The categories of "mandatory reporters" under California law include teachers, daycare workers, police, firefighters, doctors, dentists, podiatrists, psychiatrists, psychologists, coaches, and clergy. (Cal. Penal Code 11165.7.) Clergy are the only persons who get any exception under the law – they do not have to report abuse if they learn about it in the course of "penitential communication."

Hill says the exception is really a loophole because "penitential communication" can mean any conversation with a member of the clergy. "Any communication can be conceived as a penitential communication, if it is in an office or anyplace, as long as there's an understanding there it's privileged, it does not have to be reported," said Hill.

The law defines a "penitential communication" as "a communication, intended to be in confidence, including, but not limited to, a sacramental confession, made to a clergy member who…has a duty to keep those communications secret." (Cal. Penal Code 11166(d).) Essentially, anytime a person tells a secret to a priest, even if it is a secret revealing child abuse, the priest need not report it.

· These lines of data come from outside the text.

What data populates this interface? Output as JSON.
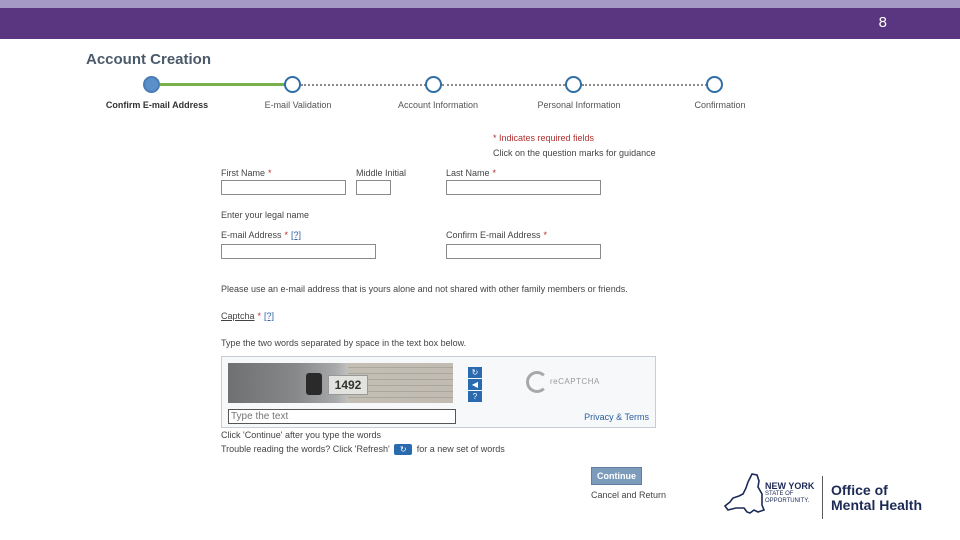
{
  "header": {
    "slide_number": "8"
  },
  "page": {
    "title": "Account Creation"
  },
  "steps": [
    {
      "label": "Confirm E-mail Address",
      "active": true
    },
    {
      "label": "E-mail Validation",
      "active": false
    },
    {
      "label": "Account Information",
      "active": false
    },
    {
      "label": "Personal Information",
      "active": false
    },
    {
      "label": "Confirmation",
      "active": false
    }
  ],
  "notes": {
    "required": "* Indicates required fields",
    "guidance": "Click on the question marks for guidance"
  },
  "form": {
    "first_name_label": "First Name",
    "middle_initial_label": "Middle Initial",
    "last_name_label": "Last Name",
    "legal_name_hint": "Enter your legal name",
    "email_label": "E-mail Address",
    "confirm_email_label": "Confirm E-mail Address",
    "email_notice": "Please use an e-mail address that is yours alone and not shared with other family members or friends.",
    "captcha_label": "Captcha",
    "help_marker": "[?]",
    "required_marker": "*",
    "captcha_instruction": "Type the two words separated by space in the text box below.",
    "continue_hint": "Click 'Continue' after you type the words",
    "trouble_text": "Trouble reading the words? Click 'Refresh'",
    "trouble_suffix": "for a new set of words"
  },
  "captcha": {
    "image_text": "1492",
    "input_placeholder": "Type the text",
    "privacy_link": "Privacy & Terms",
    "logo_text": "reCAPTCHA",
    "refresh_glyph": "↻",
    "audio_glyph": "◀",
    "help_glyph": "?"
  },
  "actions": {
    "continue_label": "Continue",
    "cancel_label": "Cancel and Return"
  },
  "branding": {
    "state_line1": "NEW YORK",
    "state_line2": "STATE OF",
    "state_line3": "OPPORTUNITY.",
    "office_line1": "Office of",
    "office_line2": "Mental Health"
  },
  "colors": {
    "header_bar": "#5b3680",
    "header_strip": "#a59ac6",
    "progress_done": "#78b04b",
    "required_red": "#b03030",
    "link_blue": "#2a5fa0",
    "continue_button": "#7d9cbc",
    "brand_navy": "#1c2a55"
  }
}
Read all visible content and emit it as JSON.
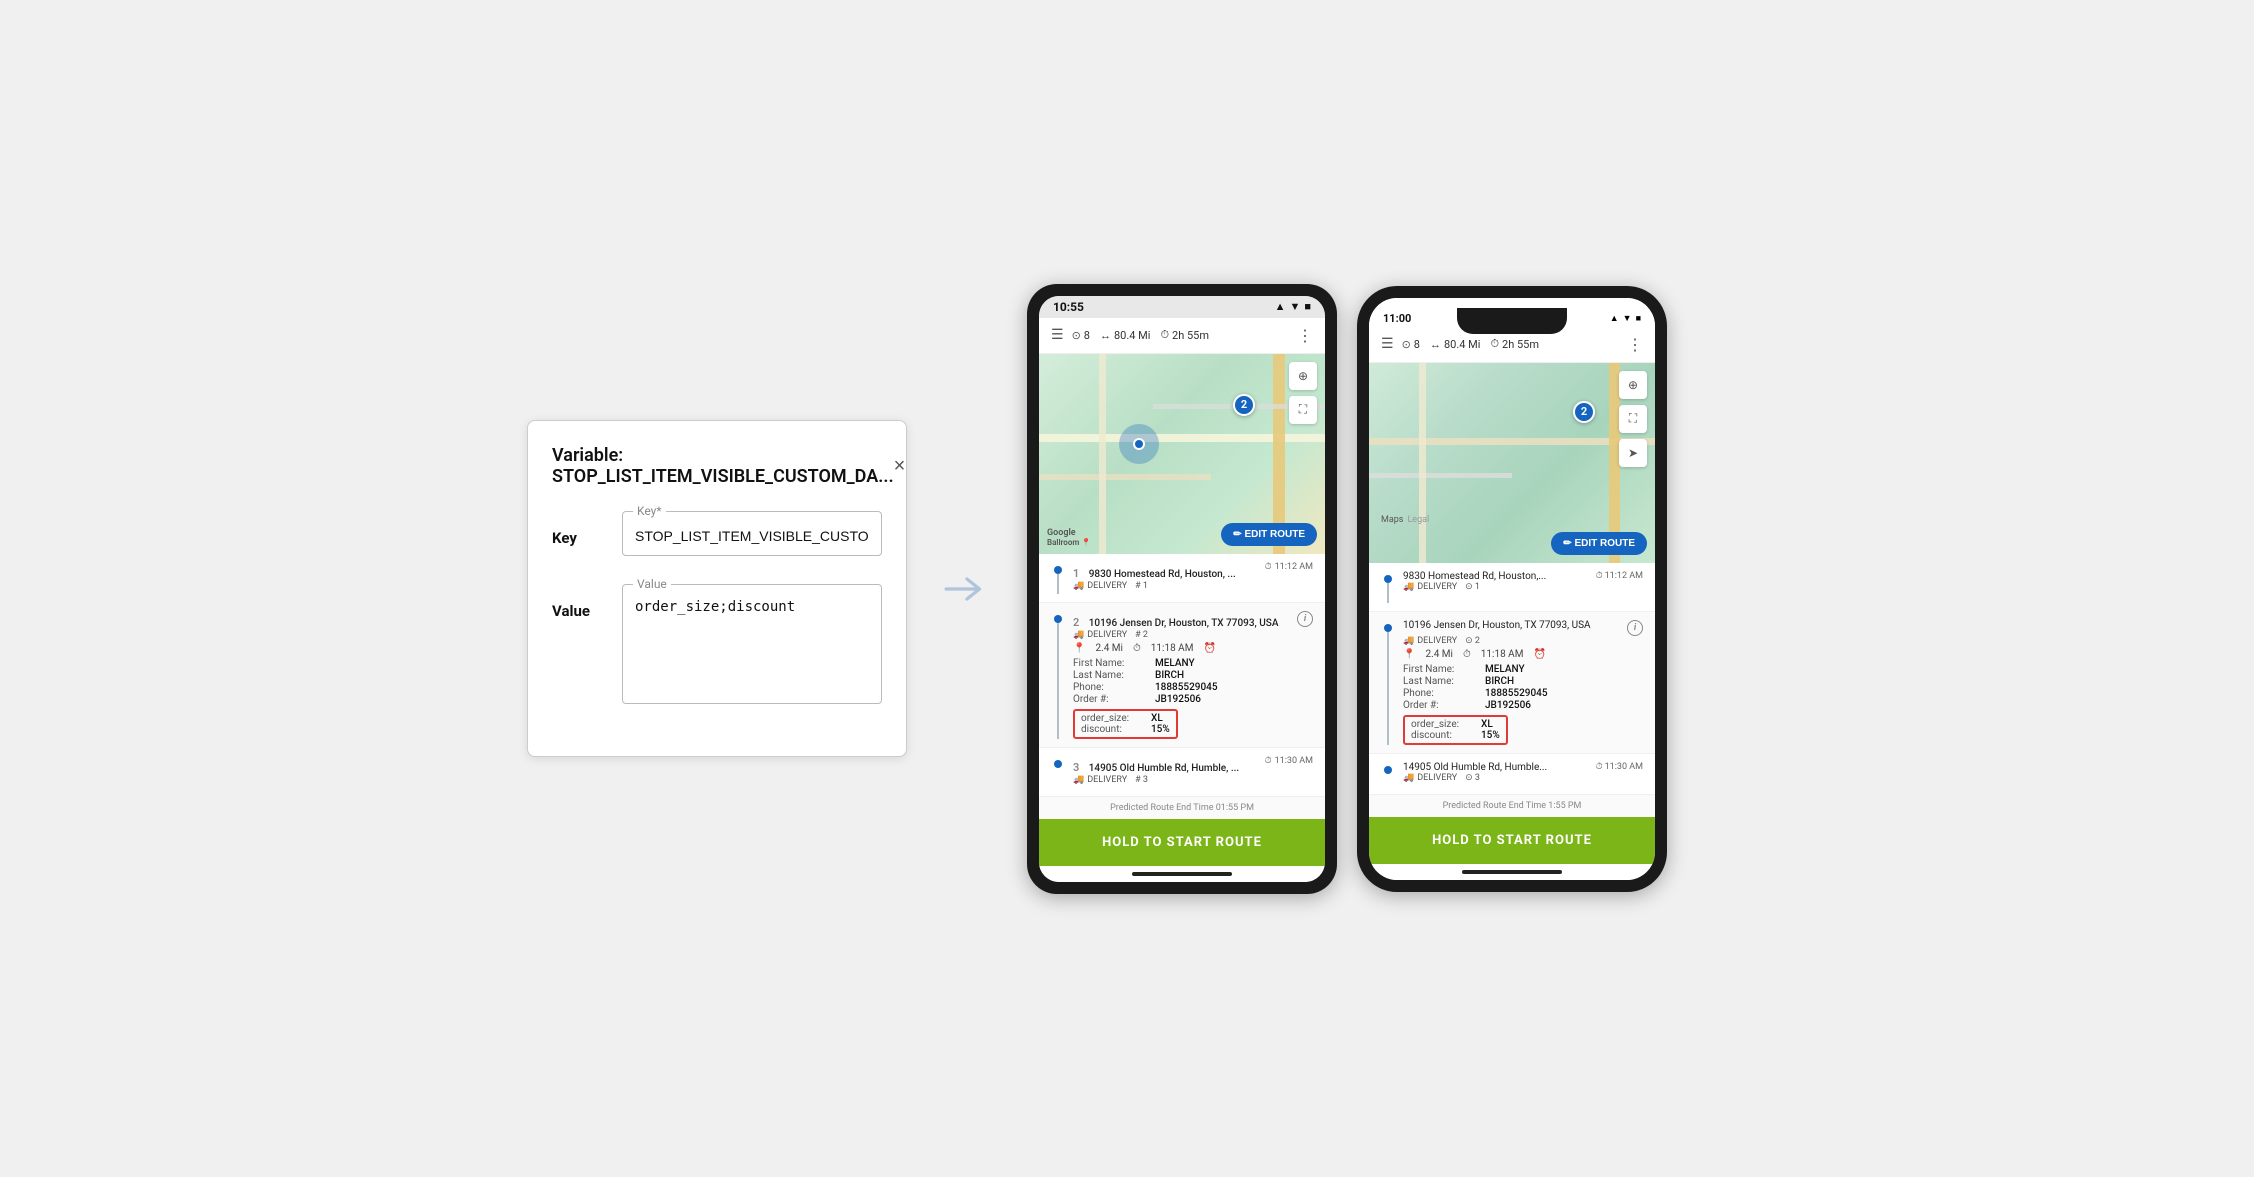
{
  "config_panel": {
    "title": "Variable: STOP_LIST_ITEM_VISIBLE_CUSTOM_DA...",
    "close_label": "×",
    "key_label": "Key",
    "key_field_label": "Key*",
    "key_value": "STOP_LIST_ITEM_VISIBLE_CUSTOM_DATA_FIELD_IDS",
    "value_label": "Value",
    "value_field_label": "Value",
    "value_value": "order_size;discount"
  },
  "arrow": "→",
  "phone_android": {
    "status_bar": {
      "time": "10:55",
      "icons": "▲ ▼ ●"
    },
    "route_header": {
      "stops": "8",
      "distance": "80.4 Mi",
      "duration": "2h 55m"
    },
    "map_marker_number": "2",
    "edit_route": "✏ EDIT ROUTE",
    "google_label": "Google",
    "stops": [
      {
        "number": "1",
        "address": "9830 Homestead Rd, Houston, ...",
        "time": "11:12 AM",
        "type": "DELIVERY",
        "stop_num": "# 1",
        "show_details": false,
        "dist": "",
        "arrival": ""
      },
      {
        "number": "2",
        "address": "10196 Jensen Dr, Houston, TX 77093, USA",
        "time": "",
        "type": "DELIVERY",
        "stop_num": "# 2",
        "show_details": true,
        "dist": "2.4 Mi",
        "arrival": "11:18 AM",
        "first_name_label": "First Name:",
        "first_name_value": "MELANY",
        "last_name_label": "Last Name:",
        "last_name_value": "BIRCH",
        "phone_label": "Phone:",
        "phone_value": "18885529045",
        "order_label": "Order #:",
        "order_value": "JB192506",
        "custom_order_size_label": "order_size:",
        "custom_order_size_value": "XL",
        "custom_discount_label": "discount:",
        "custom_discount_value": "15%"
      },
      {
        "number": "3",
        "address": "14905 Old Humble Rd, Humble, ...",
        "time": "11:30 AM",
        "type": "DELIVERY",
        "stop_num": "# 3",
        "show_details": false,
        "dist": "",
        "arrival": ""
      }
    ],
    "predicted_route": "Predicted Route End Time 01:55 PM",
    "hold_to_start": "HOLD TO START ROUTE"
  },
  "phone_ios": {
    "status_bar": {
      "time": "11:00",
      "icons": "◀ ▼ ■"
    },
    "route_header": {
      "stops": "8",
      "distance": "80.4 Mi",
      "duration": "2h 55m"
    },
    "map_marker_number": "2",
    "edit_route": "✏ EDIT ROUTE",
    "maps_label": "Maps",
    "maps_legal": "Legal",
    "stops": [
      {
        "number": "1",
        "address": "9830 Homestead Rd, Houston,...",
        "time": "11:12 AM",
        "type": "DELIVERY",
        "stop_num": "1",
        "show_details": false
      },
      {
        "number": "2",
        "address": "10196 Jensen Dr, Houston, TX 77093, USA",
        "time": "",
        "type": "DELIVERY",
        "stop_num": "2",
        "show_details": true,
        "dist": "2.4 Mi",
        "arrival": "11:18 AM",
        "first_name_label": "First Name:",
        "first_name_value": "MELANY",
        "last_name_label": "Last Name:",
        "last_name_value": "BIRCH",
        "phone_label": "Phone:",
        "phone_value": "18885529045",
        "order_label": "Order #:",
        "order_value": "JB192506",
        "custom_order_size_label": "order_size:",
        "custom_order_size_value": "XL",
        "custom_discount_label": "discount:",
        "custom_discount_value": "15%"
      },
      {
        "number": "3",
        "address": "14905 Old Humble Rd, Humble...",
        "time": "11:30 AM",
        "type": "DELIVERY",
        "stop_num": "3",
        "show_details": false
      }
    ],
    "predicted_route": "Predicted Route End Time 1:55 PM",
    "hold_to_start": "HOLD TO START ROUTE"
  }
}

"They've exploited a well-intentioned law to make it into their personal way of avoiding being truthful," says Dan McNevin, area leader of the Survivor's Network for those Abused by Priests. He says any time a priest discusses his own sexual abuse with another priest, there is no reporting requirement. "It's just another way they keep up this society of secrecy where they protect each other."

McNevein says he's heard stories of priests who told other priests about their abusive actions but were never reported to police. "Knowing what we know now about the church, it's clear they cannot be trusted," he says. "To eliminate any loophole, I think, is the best protection for children."

Hill say 10 other states including Connecticut and Texas have already eliminated the "penitential communication" exception for abuse reporting.

Still, he's already been put on notice that the church is going to fight his law with six lobbying firms and virtually unlimited funds. "We know we're in for a fight," says Hill. "But we're ready. And we're on the right side of the issue."

The California Catholic Conference sent us this statement, "Clergy are already mandatory reporters.  We support that and would do nothing to change it.  Inserting government into the Confessional does nothing to protect children and everything to erode the fundamental constitutional rights and liberties we enjoy as Americans.  It's also why courts here and around the world respect the special nature of spiritual counseling."

View CBS News In
CBS News App Open
Chrome Safari Continue
Be the first to know
Get browser notifications for breaking news, live events, and exclusive reporting.